  38. Diagnosis of Claudication Classic claudication symptoms: Muscle fatigue, cramping, or pain that reproducibly begins during exercise and that promptly resolves with rest Chart document the history of walking impairment and specific lifestyle limitations Document pulse examination Exercise ABI (TBI, segmental pressure, or duplex ultrasound examination) ABI >0.90 ABI ABI less than or equal to 0.90 Abnormal results Normal results No PAD or consider arterial entrapment syndromes Confirmed PAD diagnosis ACC/AHA Guidelines

  39. Diagnosis of Acute Limb Ischemia Rapid or sudden decrease in limb perfusion threatens tissue viability History and physical examination; determine time of onset of symptoms Emergent assessment of severity of ischemia: Loss of pulses Loss of motor and sensory function Vascular laboratory assessment ABI, TBI, or duplex ultrasound • Severe PAD documented: • ABI less than 0.4 • Flat PVR waveform • Absent pedal flow Nor or minimal PAD Consider and evaluate source of: atheroembolism, thromboembolism or phlegmasia cerulea dolens ACC/AHA Guidelines

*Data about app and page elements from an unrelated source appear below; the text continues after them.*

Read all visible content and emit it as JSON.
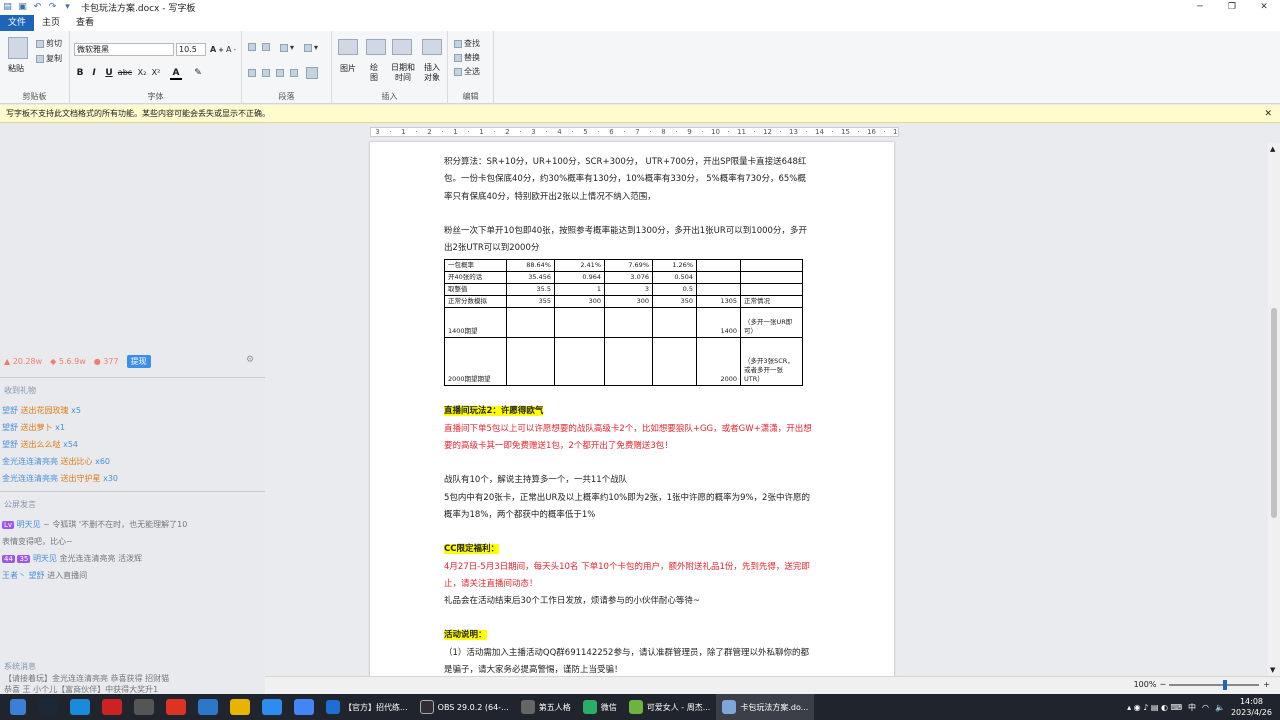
{
  "window": {
    "title": "卡包玩法方案.docx - 写字板",
    "min": "─",
    "max": "❐",
    "close": "✕"
  },
  "tabs": [
    "文件",
    "主页",
    "查看"
  ],
  "ribbon": {
    "clipboard": {
      "paste": "粘贴",
      "cut": "剪切",
      "copy": "复制",
      "label": "剪贴板"
    },
    "font": {
      "name": "微软雅黑",
      "size": "10.5",
      "label": "字体",
      "bold": "B",
      "italic": "I",
      "underline": "U",
      "strike": "abc",
      "sub": "X₂",
      "sup": "X²"
    },
    "paragraph": {
      "label": "段落"
    },
    "insert": {
      "picture": "图片",
      "paint": "绘图",
      "datetime": "日期和时间",
      "object": "插入对象",
      "label": "插入"
    },
    "edit": {
      "find": "查找",
      "replace": "替换",
      "selectall": "全选",
      "label": "编辑"
    }
  },
  "infobar": {
    "text": "写字板不支持此文档格式的所有功能。某些内容可能会丢失或显示不正确。",
    "close": "✕"
  },
  "ruler": [
    "3",
    "·",
    "1",
    "·",
    "2",
    "·",
    "1",
    "·",
    "1",
    "·",
    "2",
    "·",
    "3",
    "·",
    "4",
    "·",
    "5",
    "·",
    "6",
    "·",
    "7",
    "·",
    "8",
    "·",
    "9",
    "·",
    "10",
    "·",
    "11",
    "·",
    "12",
    "·",
    "13",
    "·",
    "14",
    "·",
    "15",
    "·",
    "16",
    "·",
    "17",
    "·"
  ],
  "stats": {
    "s1": "20.28w",
    "s2": "5.6.9w",
    "s3": "377",
    "btn": "提现"
  },
  "gifts": {
    "head": "收到礼物",
    "items": [
      {
        "user": "望舒",
        "gift": "送出花园玫瑰",
        "count": "x5"
      },
      {
        "user": "望舒",
        "gift": "送出萝卜",
        "count": "x1"
      },
      {
        "user": "望舒",
        "gift": "送出么么哒",
        "count": "x54"
      },
      {
        "user": "金光连连清亮亮",
        "gift": "送出比心",
        "count": "x60"
      },
      {
        "user": "金光连连清亮亮",
        "gift": "送出守护星",
        "count": "x30"
      }
    ]
  },
  "chat": {
    "head": "公屏发言",
    "lines": [
      {
        "name": "明天见",
        "text": "~ 令狐琪   '不删不在时，也无能理解了10"
      },
      {
        "name": "",
        "text": "表情变得吧，比心~"
      },
      {
        "name": "明天见",
        "text": "金光连连清亮亮  活泼辉"
      },
      {
        "name": "王者丶 望舒",
        "text": "进入直播间"
      }
    ]
  },
  "bottomleft": {
    "head": "系统消息",
    "line1": "【请接着玩】金光连连清亮亮 恭喜获得 招财猫",
    "line2": "恭喜 王 小个儿【富商伙伴】中获得大奖升1"
  },
  "doc": {
    "p1": "积分算法：SR+10分，UR+100分，SCR+300分，       UTR+700分，开出SP限量卡直接送648红包。一份卡包保底40分，约30%概率有130分，10%概率有330分，    5%概率有730分，65%概率只有保底40分，特别欧开出2张以上情况不纳入范围，",
    "p2": "粉丝一次下单开10包即40张，按照参考概率能达到1300分，多开出1张UR可以到1000分，多开出2张UTR可以到2000分",
    "table": [
      [
        "一包概率",
        "88.64%",
        "2.41%",
        "7.69%",
        "1.26%",
        "",
        ""
      ],
      [
        "开40张的话",
        "35.456",
        "0.964",
        "3.076",
        "0.504",
        "",
        ""
      ],
      [
        "取整值",
        "35.5",
        "1",
        "3",
        "0.5",
        "",
        ""
      ],
      [
        "正常分数模拟",
        "355",
        "300",
        "300",
        "350",
        "1305",
        "正常情况"
      ],
      [
        "1400期望",
        "",
        "",
        "",
        "",
        "1400",
        "（多开一张UR即可）"
      ],
      [
        "2000期望期望",
        "",
        "",
        "",
        "",
        "2000",
        "（多开3张SCR，或者多开一张UTR）"
      ]
    ],
    "h2": "直播间玩法2：许愿得欧气",
    "p3": "直播间下单5包以上可以许愿想要的战队高级卡2个，比如想要狼队+GG，或者GW+潇潇，开出想要的高级卡其一即免费赠送1包，2个都开出了免费赠送3包！",
    "p4": "战队有10个，解说主持算多一个，一共11个战队",
    "p5": "5包内中有20张卡，正常出UR及以上概率约10%即为2张，1张中许愿的概率为9%，2张中许愿的概率为18%，两个都获中的概率低于1%",
    "h3": "CC限定福利：",
    "p6": "4月27日-5月3日期间，每天头10名       下单10个卡包的用户，额外附送礼品1份，先到先得，送完即止，请关注直播间动态！",
    "p7": "礼品会在活动结束后30个工作日发放，烦请参与的小伙伴耐心等待~",
    "h4": "活动说明：",
    "p8": "（1）活动需加入主播活动QQ群691142252参与，请认准群管理员，除了群管理以外私聊你的都是骗子，请大家务必提高警惕，谨防上当受骗！"
  },
  "status": {
    "zoom": "100%",
    "minus": "─",
    "plus": "+"
  },
  "taskbar": {
    "apps": [
      "【官方】招代练...",
      "OBS 29.0.2 (64-...",
      "第五人格",
      "微信",
      "可爱女人 - 周杰...",
      "卡包玩法方案.do..."
    ],
    "tray": "中",
    "time": "14:08",
    "date": "2023/4/26"
  },
  "colors": {
    "accent": "#1e65b8",
    "highlight": "#ffff00",
    "red": "#e8242c"
  }
}
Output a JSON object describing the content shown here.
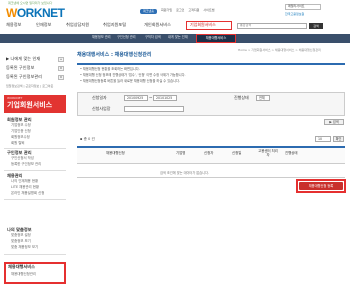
{
  "header": {
    "tagline": "워크넷에 오시면 일자리가 보입니다",
    "logo_prefix": "W",
    "logo_rest": "ORKNET",
    "top_links": [
      "워크넷홈",
      "회원가입",
      "로그인",
      "고객지원",
      "사이트맵"
    ],
    "lang_select": "패밀리사이트",
    "corp_label": "한국고용정보원",
    "nav": [
      "채용정보",
      "인재정보",
      "취업상담지원",
      "취업지원포털",
      "개인회원서비스"
    ],
    "nav_active": "기업회원서비스",
    "search_placeholder": "통합검색",
    "search_button": "검색"
  },
  "subnav": {
    "items": [
      "채용정보 관리",
      "구인신청 관리",
      "구직자 검색",
      "내게 맞는 인재"
    ],
    "active": "채용대행서비스"
  },
  "sidebar": {
    "util": [
      {
        "label": "▶ 나에게 맞는 인재",
        "btn": "+"
      },
      {
        "label": "등록된 구인정보",
        "btn": "0"
      },
      {
        "label": "등록된 구인정보관리",
        "btn": "0"
      }
    ],
    "links": "입찰정보검색 | 근로자정보 | 로그아웃",
    "head_small": "WORKNET",
    "head_title": "기업회원서비스",
    "sections": [
      {
        "title": "회원정보 관리",
        "items": [
          "기업정보 수정",
          "기업인증 신청",
          "회원정보수정",
          "회원 탈퇴"
        ]
      },
      {
        "title": "구인정보 관리",
        "items": [
          "구인신청서 작성",
          "등록한 구인정보 관리"
        ]
      },
      {
        "title": "채용관리",
        "items": [
          "나의 인재채용 현황",
          "LITE 채용관리 현황",
          "온라인 채용설명회 신청"
        ]
      },
      {
        "title": "나의 맞춤정보",
        "items": [
          "맞춤정보 설정",
          "맞춤정보 보기",
          "맞춤 채용정보 보기"
        ]
      },
      {
        "title": "채용대행서비스",
        "items": [
          "채용대행신청관리"
        ]
      }
    ]
  },
  "content": {
    "breadcrumb": "Home > 기업회원서비스 > 채용대행서비스 > 채용대행신청관리",
    "title": "채용대행서비스 : 채용대행신청관리",
    "bullets": [
      "• 채용대행신청 현황을 조회하는 화면입니다.",
      "• 채용대행 신청 정보에 진행상태가 '접수', '신청' 이면 수정 삭제가 가능합니다.",
      "• 채용대행신청등록 버튼을 눌러 새로운 채용대행 신청을 하실 수 있습니다."
    ],
    "form": {
      "date_label": "신청일자",
      "date_from": "20100925",
      "date_to": "20101025",
      "status_label": "진행상태",
      "status_value": "전체",
      "company_label": "신청사업장",
      "search_button": "▶ 검색"
    },
    "total": "▪ 총 0 건",
    "per_page": "10",
    "per_page_button": "확인",
    "columns": [
      "채용대행신청",
      "기업명",
      "신청자",
      "신청일",
      "고용센터 처리자",
      "진행상태"
    ],
    "empty": "검색 조건에 맞는 데이터가 없습니다.",
    "register_button": "채용대행신청 등록"
  }
}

  40. Diagnosis of Critical Limb Ischemia Chronic Symptoms: Ischemic rest pain, gangrene, nonhealing wound Ischemic etiology must be established promptly: By examination and objective vascular studies Implication: Impending limb loss • History and physical examination: • Document lower extremity pulses • Document presence of ulcers or infection Assess factor that may contribute to limb risk: diabetes, neuropathy, chronic renal failure, infection ABI, TBI, or duplex ultrasound Severe lower extremity PAD ABI less than 0.4; flat PVR waveform; absent pedal flow No or minimal atherosclerotic arterial occlusive disease ACC/AHA Guidelines

  41. The Ankle-Brachial Index • The resting ABI should be used to stablish the lower extremity PAD diagnosis in patients with suspected lower extremity PAD • Exertional leg symptoms • Non healing wounds • 70 years and older or 50 years and older with history of smoking or diabetes • ABI should be measured in both legs in all new patients with PAD of any severity to confirm the diagnosis and establish a baseline Hirsh et al Circulation 2006; 113(11): e463-654 ACC/AHA Guidelines

  42. The Ankle-Brachial Index • The toe-brachial index should be used to establish the lower extremity PAD diagnosis in patients in whom lower extremity PAD is clinically suspected but in whom the ABI test is not reliable due to noncompressible vessels (advance age or diabetes) • Leg segmental pressure measurements are useful to establish the lower extremity PAD diagnosis when anatomic localization of lower extremity PAD is required to create a therapeutic plan Hirsh et al Circulation 2006; 113(11): e463-654 ACC/AHA Guidelines

  43. Effectiveness of the ABI vs Other Common Screening Test • Belch JJ et al, Arch Intern Med, 2003;163:884 • Nanda et al Ann Intern Med 2000;132:810-9 • Allison et al New Eng J Med 1996;334:155-9 • Ferrini et al Ame J Prev Med 1996;12:340-1 • Dormandy et al Semin Vasc Surg 1999;12:96 -108 • Fowkes et al Inter J Epid 1991; 20:384-392 • Newman et al Arterioscler Thromb Vasc Biol. 1999;19:538–545

  44. TCT 2005

  45. Ankle systolic pressure Brachial systolic pressure The Ankle-Brachial Index ABI = • Ankle and brachial systolic pressures taken using a hand-held Doppler instrument • Supine, after ~10 minutes rest Normal ABI 0.90-1.30 PAD ABI <0.90 Rest pain/ulceration ABI <0.40 Non-compressible ABI >1.30

  46. Segmental Pressures/ Pulse Volume Recordings TCT 2005

  47. 64 yo Male with Right Hip Discomfort with Walking Treadmill stress test TCT 2005

  48. Peripheral Arterial disease: Duplex Ultrasound Hirsh et al Circulation 2006; 113(11): e463-654 ACC/AHA Guidelines

  49. Peripheral Arterial Disease: Magnetic Resonance Hirsh et al Circulation 2006; 113(11): e463-654 ACC/AHA Guidelines

  50. Peripheral Arterial Disease: MR Moderate stenosis > 50% lumen reduction Severe stenosis > 75% lumen reduction The following grading scale was used: grade 1, 0–9% (normal, irregularity of vessel wall); grade 2, 10–49% (mild stenosis); grade 3, 50–74% (moderate stenosis); grade 4, 75–99% (severe stenosis); grade 5, 100% (occlusion Deutschmann et al Cardiovasc Interv Rad 2006; Apr 19